again. I have been teaching in the area for twenty years, the program is
unique, stimulating and fun for the students.”
Laura Morgan, chaperone/teacher:
“I hope the program will continue since the children benefited so much from it.
They need this opportunity.”
WE DID IT!
Thanks to the Bayview Opera House and Shipyard Trust for the Arts,
ArtSeed’s Fine Arts Summer Camp 2003 was an all-consuming endeavor and we
believe, a real success. We are grateful to the BVOH staff and interns and to
ArtSeed’s assistants: Bonnie Kirkland, Baktaash Sorkgabi, Monica Mercado and Stephanie
Mejia. We would like also to thank Heidi Hardin for introducing us to new
constituents in the Bayview Hunters Point Schools through her Children’s Mural
Program, the inspiration that got this show on the road!
We want to find ways to bring about more meaningful
connections between the 300 artists at the Shipyard and residents of Bayview
Hunter’s Point through a proposed apprenticeship project. We hope to follow up
on a core of students who expressed profound desire to continue working with
us. One way this can happen is if four pairs of artists from apprenticeships
proposed to S.T.A.R. were to commit to one teaching session for younger kids a
month. Some of these same youngsters would then get follow up classes once a
week from four different apprenticeship pairs. These mentoring partnerships
could be comprised of selected interns from the BVOH program coupled with
selected artists from a variety of disciplines such as painting, sculpture,
video or performance. We are looking for funds to provide honoraria for artists
and stipends to apprentices.
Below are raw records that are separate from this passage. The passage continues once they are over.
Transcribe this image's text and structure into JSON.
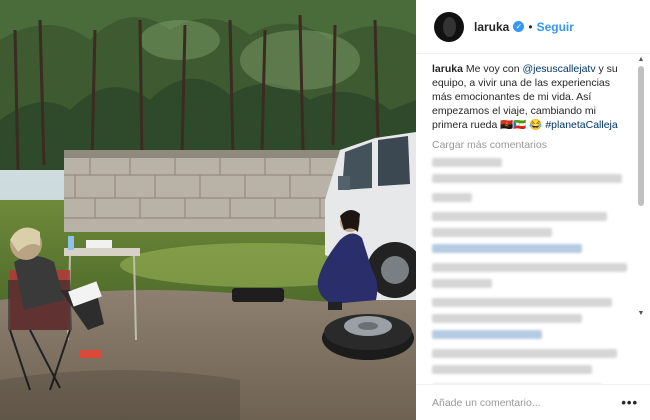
{
  "post": {
    "username": "laruka",
    "verified_icon": "verified-badge-icon",
    "separator": "•",
    "follow_label": "Seguir",
    "caption": {
      "user": "laruka",
      "text_before": " Me voy con ",
      "mention": "@jesuscallejatv",
      "text_after": " y su equipo, a vivir una de las experiencias más emocionantes de mi vida. Así empezamos el viaje, cambiando mi primera rueda 🇦🇴🇬🇶 😂 ",
      "hashtag": "#planetaCalleja"
    },
    "load_more": "Cargar más comentarios",
    "comment_placeholder": "Añade un comentario...",
    "more_label": "•••"
  },
  "colors": {
    "accent": "#3897f0",
    "link": "#003569",
    "text": "#262626",
    "muted": "#999999"
  }
}
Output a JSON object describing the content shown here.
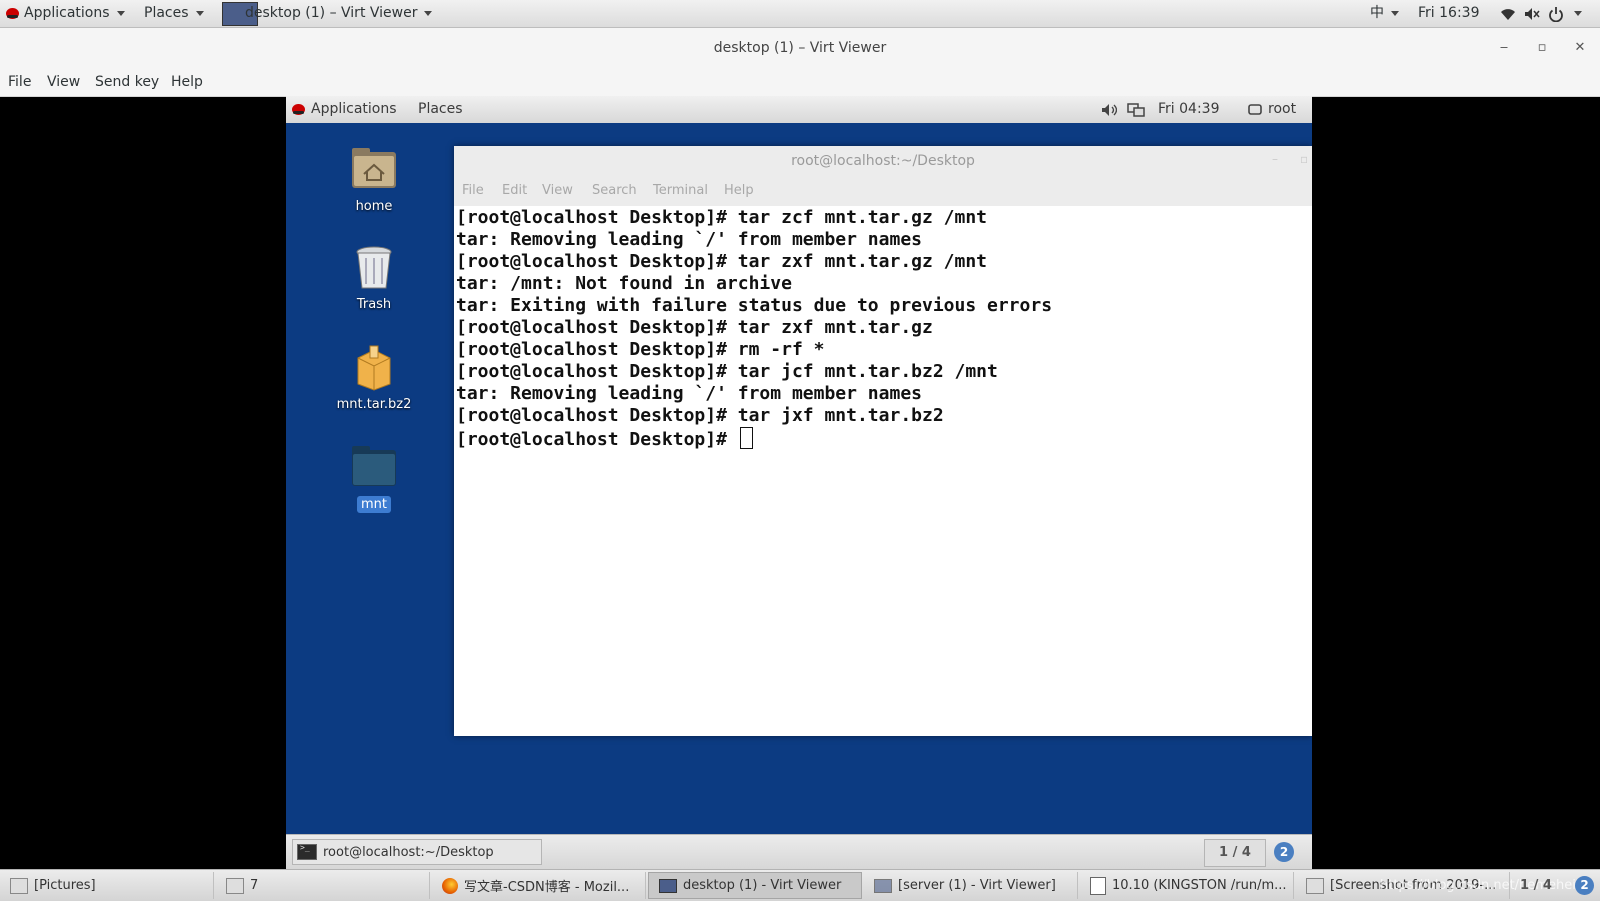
{
  "host_topbar": {
    "applications": "Applications",
    "places": "Places",
    "active_window": "desktop (1) – Virt Viewer",
    "input_method": "中",
    "clock": "Fri 16:39"
  },
  "virt_viewer": {
    "title": "desktop (1) – Virt Viewer",
    "menu": [
      "File",
      "View",
      "Send key",
      "Help"
    ]
  },
  "guest": {
    "topbar": {
      "applications": "Applications",
      "places": "Places",
      "clock": "Fri 04:39",
      "user": "root"
    },
    "desktop_icons": [
      "home",
      "Trash",
      "mnt.tar.bz2",
      "mnt"
    ],
    "terminal": {
      "title": "root@localhost:~/Desktop",
      "menu": [
        "File",
        "Edit",
        "View",
        "Search",
        "Terminal",
        "Help"
      ],
      "lines": [
        "[root@localhost Desktop]# tar zcf mnt.tar.gz /mnt",
        "tar: Removing leading `/' from member names",
        "[root@localhost Desktop]# tar zxf mnt.tar.gz /mnt",
        "tar: /mnt: Not found in archive",
        "tar: Exiting with failure status due to previous errors",
        "[root@localhost Desktop]# tar zxf mnt.tar.gz",
        "[root@localhost Desktop]# rm -rf *",
        "[root@localhost Desktop]# tar jcf mnt.tar.bz2 /mnt",
        "tar: Removing leading `/' from member names",
        "[root@localhost Desktop]# tar jxf mnt.tar.bz2",
        "[root@localhost Desktop]# "
      ]
    },
    "bottombar": {
      "task": "root@localhost:~/Desktop",
      "workspace": "1 / 4",
      "notifications": "2"
    }
  },
  "host_taskbar": {
    "tasks": [
      "[Pictures]",
      "7",
      "写文章-CSDN博客 - Mozil...",
      "desktop (1) - Virt Viewer",
      "[server (1) - Virt Viewer]",
      "10.10 (KINGSTON /run/m...",
      "[Screenshot from 2019-..."
    ],
    "workspace": "1 / 4",
    "notifications": "2",
    "watermark": "https://blog.csdn.net/hemehei"
  }
}
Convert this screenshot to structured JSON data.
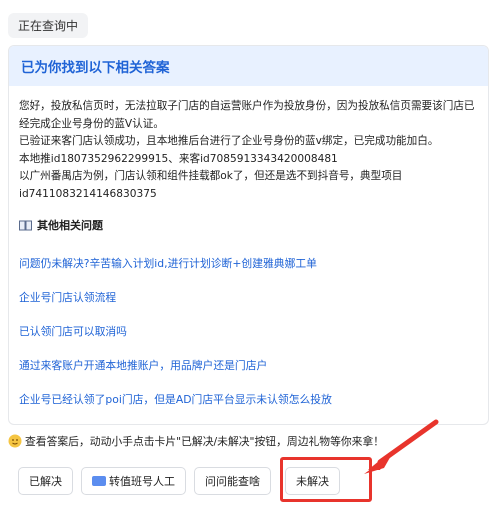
{
  "status": "正在查询中",
  "card": {
    "header": "已为你找到以下相关答案",
    "answer_paragraphs": [
      "您好，投放私信页时，无法拉取子门店的自运营账户作为投放身份，因为投放私信页需要该门店已经完成企业号身份的蓝V认证。",
      "已验证来客门店认领成功，且本地推后台进行了企业号身份的蓝v绑定，已完成功能加白。",
      "本地推id1807352962299915、来客id7085913343420008481",
      "以广州番禺店为例，门店认领和组件挂载都ok了，但还是选不到抖音号，典型项目id7411083214146830375"
    ],
    "related_title": "其他相关问题",
    "related_links": [
      "问题仍未解决?辛苦输入计划id,进行计划诊断+创建雅典娜工单",
      "企业号门店认领流程",
      "已认领门店可以取消吗",
      "通过来客账户开通本地推账户，用品牌户还是门店户",
      "企业号已经认领了poi门店，但是AD门店平台显示未认领怎么投放"
    ]
  },
  "footer_note": "查看答案后，动动小手点击卡片\"已解决/未解决\"按钮，周边礼物等你来拿！",
  "buttons": {
    "resolved": "已解决",
    "transfer": "转值班号人工",
    "ask": "问问能查啥",
    "unresolved": "未解决"
  },
  "colors": {
    "accent_blue": "#1f63d6",
    "header_bg": "#e8f1ff",
    "highlight_red": "#e8342c"
  }
}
To showcase work produced in these apprenticeships
we are proposing to organize a citywide 2004 Fine Arts Summer Apprenticeship
For more information contact Josefa Vaughan at (415) 641-5909